## THE DATA

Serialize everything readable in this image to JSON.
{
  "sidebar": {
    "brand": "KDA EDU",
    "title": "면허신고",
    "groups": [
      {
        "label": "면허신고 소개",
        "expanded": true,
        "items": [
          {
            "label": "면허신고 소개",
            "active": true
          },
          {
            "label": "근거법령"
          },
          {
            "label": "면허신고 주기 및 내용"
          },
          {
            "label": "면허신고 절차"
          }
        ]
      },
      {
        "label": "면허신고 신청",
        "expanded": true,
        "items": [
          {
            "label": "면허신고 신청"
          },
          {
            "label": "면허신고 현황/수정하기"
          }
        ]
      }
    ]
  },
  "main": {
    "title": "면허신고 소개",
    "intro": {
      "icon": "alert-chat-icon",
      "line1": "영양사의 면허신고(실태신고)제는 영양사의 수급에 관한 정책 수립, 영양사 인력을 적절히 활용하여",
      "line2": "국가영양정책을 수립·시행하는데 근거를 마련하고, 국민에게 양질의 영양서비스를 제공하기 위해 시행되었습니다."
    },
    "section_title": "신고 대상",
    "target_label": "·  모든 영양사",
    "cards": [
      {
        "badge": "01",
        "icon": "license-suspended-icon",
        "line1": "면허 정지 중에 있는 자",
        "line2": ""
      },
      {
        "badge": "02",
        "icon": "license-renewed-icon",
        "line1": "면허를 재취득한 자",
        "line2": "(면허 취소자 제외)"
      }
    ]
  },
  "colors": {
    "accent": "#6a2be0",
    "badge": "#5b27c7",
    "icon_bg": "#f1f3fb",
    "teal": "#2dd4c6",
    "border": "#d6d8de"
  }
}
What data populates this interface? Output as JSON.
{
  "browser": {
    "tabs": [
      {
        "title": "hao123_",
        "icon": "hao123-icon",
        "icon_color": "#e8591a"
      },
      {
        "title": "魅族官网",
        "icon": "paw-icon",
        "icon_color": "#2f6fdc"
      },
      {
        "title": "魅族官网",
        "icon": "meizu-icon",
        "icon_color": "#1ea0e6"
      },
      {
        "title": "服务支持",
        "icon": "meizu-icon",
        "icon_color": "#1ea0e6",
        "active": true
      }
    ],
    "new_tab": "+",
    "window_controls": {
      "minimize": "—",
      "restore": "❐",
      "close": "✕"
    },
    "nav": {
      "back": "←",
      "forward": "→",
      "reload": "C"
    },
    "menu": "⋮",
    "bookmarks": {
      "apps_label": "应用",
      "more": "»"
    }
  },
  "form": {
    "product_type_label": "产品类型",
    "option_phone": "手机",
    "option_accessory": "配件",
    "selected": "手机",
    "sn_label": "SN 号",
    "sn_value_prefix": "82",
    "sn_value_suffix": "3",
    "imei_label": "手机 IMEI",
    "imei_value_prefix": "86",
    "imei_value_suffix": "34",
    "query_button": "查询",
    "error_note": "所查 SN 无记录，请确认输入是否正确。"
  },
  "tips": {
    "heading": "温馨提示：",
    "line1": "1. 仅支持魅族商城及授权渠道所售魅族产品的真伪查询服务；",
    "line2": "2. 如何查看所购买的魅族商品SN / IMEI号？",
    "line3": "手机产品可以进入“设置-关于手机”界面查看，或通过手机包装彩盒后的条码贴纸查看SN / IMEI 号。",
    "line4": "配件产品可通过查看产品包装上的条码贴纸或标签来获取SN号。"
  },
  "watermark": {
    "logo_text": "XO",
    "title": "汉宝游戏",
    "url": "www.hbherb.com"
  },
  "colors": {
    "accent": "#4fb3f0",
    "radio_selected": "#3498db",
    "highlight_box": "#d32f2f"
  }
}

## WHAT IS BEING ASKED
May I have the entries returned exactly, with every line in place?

## OUTPUT BELOW
Serialize everything readable in this image to JSON.
{
  "sidebar": {
    "brand": "KDA EDU",
    "title": "면허신고",
    "groups": [
      {
        "label": "면허신고 소개",
        "expanded": true,
        "items": [
          {
            "label": "면허신고 소개",
            "active": true
          },
          {
            "label": "근거법령"
          },
          {
            "label": "면허신고 주기 및 내용"
          },
          {
            "label": "면허신고 절차"
          }
        ]
      },
      {
        "label": "면허신고 신청",
        "expanded": true,
        "items": [
          {
            "label": "면허신고 신청"
          },
          {
            "label": "면허신고 현황/수정하기"
          }
        ]
      }
    ]
  },
  "main": {
    "title": "면허신고 소개",
    "intro": {
      "icon": "alert-chat-icon",
      "line1": "영양사의 면허신고(실태신고)제는 영양사의 수급에 관한 정책 수립, 영양사 인력을 적절히 활용하여",
      "line2": "국가영양정책을 수립·시행하는데 근거를 마련하고, 국민에게 양질의 영양서비스를 제공하기 위해 시행되었습니다."
    },
    "section_title": "신고 대상",
    "target_label": "·  모든 영양사",
    "cards": [
      {
        "badge": "01",
        "icon": "license-suspended-icon",
        "line1": "면허 정지 중에 있는 자",
        "line2": ""
      },
      {
        "badge": "02",
        "icon": "license-renewed-icon",
        "line1": "면허를 재취득한 자",
        "line2": "(면허 취소자 제외)"
      }
    ]
  },
  "colors": {
    "accent": "#6a2be0",
    "badge": "#5b27c7",
    "icon_bg": "#f1f3fb",
    "teal": "#2dd4c6",
    "border": "#d6d8de"
  }
}
What data populates this interface? Output as JSON.
{
  "browser": {
    "tabs": [
      {
        "title": "hao123_",
        "icon": "hao123-icon",
        "icon_color": "#e8591a"
      },
      {
        "title": "魅族官网",
        "icon": "paw-icon",
        "icon_color": "#2f6fdc"
      },
      {
        "title": "魅族官网",
        "icon": "meizu-icon",
        "icon_color": "#1ea0e6"
      },
      {
        "title": "服务支持",
        "icon": "meizu-icon",
        "icon_color": "#1ea0e6",
        "active": true
      }
    ],
    "new_tab": "+",
    "window_controls": {
      "minimize": "—",
      "restore": "❐",
      "close": "✕"
    },
    "nav": {
      "back": "←",
      "forward": "→",
      "reload": "C"
    },
    "menu": "⋮",
    "bookmarks": {
      "apps_label": "应用",
      "more": "»"
    }
  },
  "form": {
    "product_type_label": "产品类型",
    "option_phone": "手机",
    "option_accessory": "配件",
    "selected": "手机",
    "sn_label": "SN 号",
    "sn_value_prefix": "82",
    "sn_value_suffix": "3",
    "imei_label": "手机 IMEI",
    "imei_value_prefix": "86",
    "imei_value_suffix": "34",
    "query_button": "查询",
    "error_note": "所查 SN 无记录，请确认输入是否正确。"
  },
  "tips": {
    "heading": "温馨提示：",
    "line1": "1. 仅支持魅族商城及授权渠道所售魅族产品的真伪查询服务；",
    "line2": "2. 如何查看所购买的魅族商品SN / IMEI号？",
    "line3": "手机产品可以进入“设置-关于手机”界面查看，或通过手机包装彩盒后的条码贴纸查看SN / IMEI 号。",
    "line4": "配件产品可通过查看产品包装上的条码贴纸或标签来获取SN号。"
  },
  "watermark": {
    "logo_text": "XO",
    "title": "汉宝游戏",
    "url": "www.hbherb.com"
  },
  "colors": {
    "accent": "#4fb3f0",
    "radio_selected": "#3498db",
    "highlight_box": "#d32f2f"
  }
}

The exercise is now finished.